“I’m disappointed to see that that kind of political maneuvering would be done within the NDP,” Hawkwood said. “They think it’s politically advantageous for them not to discuss fracking. But I object to that position."

Won't frack down

Many outside the NDP caucus have called for a moratorium on the practice, including British Columbia Green Party Leader and MLA Andrew Weaver who issued the call after Eaton and his colleagues released their findings in March. Many others have already implemented moratoriums of their own, including Quebec, New Brunswick, Scotland, Maryland, and Wales.

The NDP government has also committed itself to promoting new pipeline construction in the province, including the controversial Kinder Morgan pipeline that would see Alberta oilsands transported by pipeline to the west coast in the pursuit of Asian markets.

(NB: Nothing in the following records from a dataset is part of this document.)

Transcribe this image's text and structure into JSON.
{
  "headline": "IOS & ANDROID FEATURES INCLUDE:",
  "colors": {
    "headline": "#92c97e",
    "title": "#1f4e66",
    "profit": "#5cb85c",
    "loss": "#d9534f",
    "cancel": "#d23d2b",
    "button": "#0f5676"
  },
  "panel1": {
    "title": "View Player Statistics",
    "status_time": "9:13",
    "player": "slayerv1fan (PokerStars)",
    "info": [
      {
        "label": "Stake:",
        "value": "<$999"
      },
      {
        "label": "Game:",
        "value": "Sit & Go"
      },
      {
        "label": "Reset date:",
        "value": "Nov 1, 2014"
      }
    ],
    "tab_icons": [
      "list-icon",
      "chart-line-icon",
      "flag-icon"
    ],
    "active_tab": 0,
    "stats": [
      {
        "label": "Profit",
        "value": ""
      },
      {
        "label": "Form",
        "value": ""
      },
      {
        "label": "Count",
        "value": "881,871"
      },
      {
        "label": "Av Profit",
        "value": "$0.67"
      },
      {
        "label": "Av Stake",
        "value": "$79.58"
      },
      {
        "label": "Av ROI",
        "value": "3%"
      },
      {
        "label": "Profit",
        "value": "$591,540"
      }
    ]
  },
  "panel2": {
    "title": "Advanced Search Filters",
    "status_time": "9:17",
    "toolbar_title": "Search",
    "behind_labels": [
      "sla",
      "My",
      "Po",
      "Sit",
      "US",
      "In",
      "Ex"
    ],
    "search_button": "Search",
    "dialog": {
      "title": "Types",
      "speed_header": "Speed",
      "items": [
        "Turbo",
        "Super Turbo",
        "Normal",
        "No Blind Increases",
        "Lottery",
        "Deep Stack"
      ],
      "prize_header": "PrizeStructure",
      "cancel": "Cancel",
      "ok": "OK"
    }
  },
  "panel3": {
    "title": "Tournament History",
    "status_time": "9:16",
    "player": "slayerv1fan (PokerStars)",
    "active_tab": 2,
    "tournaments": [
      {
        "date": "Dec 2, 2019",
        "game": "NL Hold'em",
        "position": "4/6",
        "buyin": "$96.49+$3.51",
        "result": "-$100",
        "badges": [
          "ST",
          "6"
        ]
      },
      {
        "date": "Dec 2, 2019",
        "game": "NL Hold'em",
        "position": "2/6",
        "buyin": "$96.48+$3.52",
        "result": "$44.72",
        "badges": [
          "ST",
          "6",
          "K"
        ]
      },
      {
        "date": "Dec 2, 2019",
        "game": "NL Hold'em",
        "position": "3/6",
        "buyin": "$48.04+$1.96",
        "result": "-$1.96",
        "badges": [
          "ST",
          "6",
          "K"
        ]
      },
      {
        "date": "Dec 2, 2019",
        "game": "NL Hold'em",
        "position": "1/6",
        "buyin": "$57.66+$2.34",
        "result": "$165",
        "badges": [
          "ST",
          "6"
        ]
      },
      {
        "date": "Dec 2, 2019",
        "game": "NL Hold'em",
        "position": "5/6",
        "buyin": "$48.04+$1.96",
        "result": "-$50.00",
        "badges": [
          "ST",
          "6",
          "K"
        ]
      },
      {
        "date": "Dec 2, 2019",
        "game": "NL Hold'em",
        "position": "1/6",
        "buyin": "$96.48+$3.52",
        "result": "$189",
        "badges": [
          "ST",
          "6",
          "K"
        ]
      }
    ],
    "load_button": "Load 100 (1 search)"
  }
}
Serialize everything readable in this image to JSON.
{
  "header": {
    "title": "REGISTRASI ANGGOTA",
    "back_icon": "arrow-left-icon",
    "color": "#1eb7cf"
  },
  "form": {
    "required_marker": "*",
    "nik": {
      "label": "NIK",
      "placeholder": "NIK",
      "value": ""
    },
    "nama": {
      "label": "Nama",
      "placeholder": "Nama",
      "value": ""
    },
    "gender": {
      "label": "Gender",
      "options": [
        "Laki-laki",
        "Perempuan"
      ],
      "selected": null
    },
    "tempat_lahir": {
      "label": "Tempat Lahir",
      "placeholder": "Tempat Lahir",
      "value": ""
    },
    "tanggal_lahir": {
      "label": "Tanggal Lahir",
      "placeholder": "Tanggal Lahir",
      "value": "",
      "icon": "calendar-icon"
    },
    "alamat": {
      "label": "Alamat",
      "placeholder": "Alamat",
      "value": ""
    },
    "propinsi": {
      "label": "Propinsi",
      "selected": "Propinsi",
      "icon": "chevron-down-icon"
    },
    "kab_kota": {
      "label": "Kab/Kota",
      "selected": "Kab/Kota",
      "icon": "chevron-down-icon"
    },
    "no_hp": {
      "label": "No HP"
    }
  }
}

The party's resolution on pipelines states that it should "urge the provincial government to discontinue advocacy or promotion of specific pipeline projects while stakeholders such as First Nations communities, Métis settlements, farm owners, and municipalities have expressed objections to a pipeline project being built through or terminating on their land."

The convention is now over, and the fracking moratorium resolution, along with most others, have moved to council where party officials will pass or pass on the motion.

​Still got love for the streets, it’s the NDP

Alberta Federation of Labour Director Gil McGowan helped the New Democrats wrap up their convention with a speech that praised the premier’s record, while advocating for increased protections for Alberta’s working class.

He believes that, despite “pushback from self-interested industry organizations,” Albertans are still just as supportive of the NDP as they were the day they elected them.

“I don’t buy the argument that Albertans are rejecting the New Democrat agenda. Just because the Wildrose says that’s the case doesn’t mean that it’s true,” McGowan said.

While McGowan believes opposition parties are spewing hot air when they say there is growing public backlash the NDP government's agenda, public opinion polls confirm that the governing party is struggling.

A ThinkHQ poll from April showed the Wildrose held a six-point lead over the NDP, with the PCs trailing the ruling party by only two points. The poll’s margin of error sits at 2.7 per cent, so those numbers might not depict as substantial a lead as they do on the surface. As the electoral map takes very, very early shape, the Wildrose continue to poll well in rural areas while the PCs polled well in Calgary — their former stronghold — and the NDP looked solid in Edmonton.

The provincial electorate has formed an effectual three-way tie one year into the NDP’s tenure — just like it did in the days and weeks leading up to the May 15, 2015 provincial election.

But the NDP faithful continue to back Notley, giving her a 97.8 per cent approval rating during a leadership review this weekend.

NDP delegate and University of Calgary Students’ Union representative Frank Finley said he’s on board with the Notley government’s pragmatic approach to the energy sector. He said he understands the need to use the energy we have access to in order to move toward a greener future.

“The vast majority of people [at the convention] agree with what the government is doing and realize that if we’re going to move to a less carbon-dense future, we can’t build that on a ghost town,” Finley said. “We need oil resources now to be able to fund that in the long run. I think the tiny bit of disagreement (that) is there doesn’t hurt. It’s okay to debate it. But those people aren’t very loud either. If they failed, they sat down and kind of accepted it.”

Finley likes his party’s chances in the next election.

“The political ideology of this party can’t be summed up in a 15 second sound-bite. I think the Wildrose can though — ‘cut taxes, less spending, cut taxes, cut taxes.’ That’s all basically it is. I think the New Democrats will be really well positioned in the next election. All they have to do is continue what they’re doing: passing reasonable legislation, [and] being adults.”